I mean, that’s lighting perfection right there. And it certainly helps that most of the zone is pretty easy in terms of navigation, which would be a lot more frustrating if it was complex AND covered in inky shadows. Northern Mirkwood can attest to this.

Anyway, my Minstrel didn’t make huge progress, merely pushing into the Dourstocks while setting up camp at the Haunted Inn for next week’s excursions. Still level 61.

Captain report

Meanwhile over on Landroval, my Captain continued her quest through the innards of Gundabad. This week kicked off with a wholesale cleaning of the Dwarves’ Houses of Rest — AKA “tombs” — where everyone and everything was being desecrated like there was a going-out-of-unholiness sale.

The tombs were neat, although there was some sort of mob-swapping mechanic going on that I never quite understood. One quest asked me to kill 10 cultists in an area, but said area had none, just monsters. Then I came back later, and all the monsters were gone and cultists were everywhere. No idea what that was about.

Speaking of darkness, this gloomy cave makes me think of being in the middle of a monster’s mouth as its razor-sharp teeth slowly chomp down. It’s certainly not a homey place!

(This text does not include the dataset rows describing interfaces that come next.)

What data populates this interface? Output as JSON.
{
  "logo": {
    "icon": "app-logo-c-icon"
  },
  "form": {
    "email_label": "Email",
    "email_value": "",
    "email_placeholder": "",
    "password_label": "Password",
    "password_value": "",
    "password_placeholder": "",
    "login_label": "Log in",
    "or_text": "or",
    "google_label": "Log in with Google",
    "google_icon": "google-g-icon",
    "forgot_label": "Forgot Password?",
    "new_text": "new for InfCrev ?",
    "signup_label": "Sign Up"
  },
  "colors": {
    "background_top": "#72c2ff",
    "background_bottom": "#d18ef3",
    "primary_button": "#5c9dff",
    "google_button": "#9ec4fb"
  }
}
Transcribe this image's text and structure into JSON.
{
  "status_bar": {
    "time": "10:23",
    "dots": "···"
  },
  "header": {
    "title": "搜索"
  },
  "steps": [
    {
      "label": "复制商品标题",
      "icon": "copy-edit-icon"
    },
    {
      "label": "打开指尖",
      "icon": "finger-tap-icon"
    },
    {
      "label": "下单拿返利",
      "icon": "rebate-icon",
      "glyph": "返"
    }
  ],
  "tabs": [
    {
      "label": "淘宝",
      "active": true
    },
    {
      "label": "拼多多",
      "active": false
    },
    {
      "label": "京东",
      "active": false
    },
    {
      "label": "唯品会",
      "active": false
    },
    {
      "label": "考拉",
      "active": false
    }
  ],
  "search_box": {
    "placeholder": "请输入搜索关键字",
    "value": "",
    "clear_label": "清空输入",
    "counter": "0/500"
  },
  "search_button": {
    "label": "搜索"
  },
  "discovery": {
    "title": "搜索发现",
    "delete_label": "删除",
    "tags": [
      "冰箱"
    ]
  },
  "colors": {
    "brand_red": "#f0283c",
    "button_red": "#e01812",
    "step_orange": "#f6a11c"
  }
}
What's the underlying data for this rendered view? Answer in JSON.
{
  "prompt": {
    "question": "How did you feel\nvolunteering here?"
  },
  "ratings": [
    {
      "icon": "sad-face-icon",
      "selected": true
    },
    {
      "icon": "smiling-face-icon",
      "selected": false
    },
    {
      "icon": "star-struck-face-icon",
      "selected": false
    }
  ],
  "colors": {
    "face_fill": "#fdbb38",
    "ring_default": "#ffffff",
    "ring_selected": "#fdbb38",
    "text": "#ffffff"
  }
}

This is what happens when I take the main road through a huge enemy camp instead of the slightly longer but more deserted side road. Heal on the go!

I’m just about level 140 — the max — and pushing to get this zone finished up. It’s not that difficult, it’s just that I haven’t had as much time to play LOTRO this week as I do normally.

Posted in Fallout

Fallout 76: Breathing green air is good for your lungs

Listen, if I’m to spend the rest of what will probably be a short and painful life traipsing across the wasteland, I’m not going to do it with a cheap backpack that looks like something you’d get in a Back-to-School discount aisle. Cornswallop, I’m going to die with dignity! Or at least something cool hanging off my back.

And so I made it a priority to craft a much better survival backpack. Same extra space, at least for now, but at least it looks the part. I like all the extra pockets and canteens and whatnot. Definitely puts me in mind of a crafting scavenger scouring the remnants of civilization for whatever may be useful. On top of the new backback, I finally looted a combat shotgun. Trust me, I modded that out right away to make a powerhouse of a weapon. The only problem is that my shotgun ammo was very low at that point thanks to the Mothman event sucking it down without giving much back.

One of my new favorite activities in Fallout 76 is to make a point of checking out player camps if I happen to be passing by. There’s a tremendous amount of creativity going on, such as the above skull base. I still have a hard time placing walls, I have no idea how anyone did this, but it’s cool.

But as I said, I spent much of my time this past week logging in to run the Mothman Equinox event. The rewards were decent and my XP plowed into the mid-20s, but at this point I think I might be done. I need to get some forward momentum on questing so I’m not eternally treading water in the Forest.

I was going through the innoculation storyline when I stepped outside to see the above terrifying green cloud formation. Fallout 76’s weather is pretty neat at times, and this definitely made me want to duck back inside somewhere. Probably not good for your lungs, to breathe that in.

I did take up the ally questline to liberate Beckett from the Ash Heap. That was my first foray with this character into the zone, and it was pretty rough. I made sure I had a gas mask going on and grabbed a souped-up laser pistol to help with the fierce battles with the Blood Eagles.

One of the reasons I did the ally quest is because I thought that this was like Elder Scrolls Online, where I’d be getting a combat companion. I knew this wasn’t the case but had forgotten that point. In any case, it was disappointing to see the freeloader show up in my camp and ask me to go out and do more work for him. Go on your own quests, you slacker.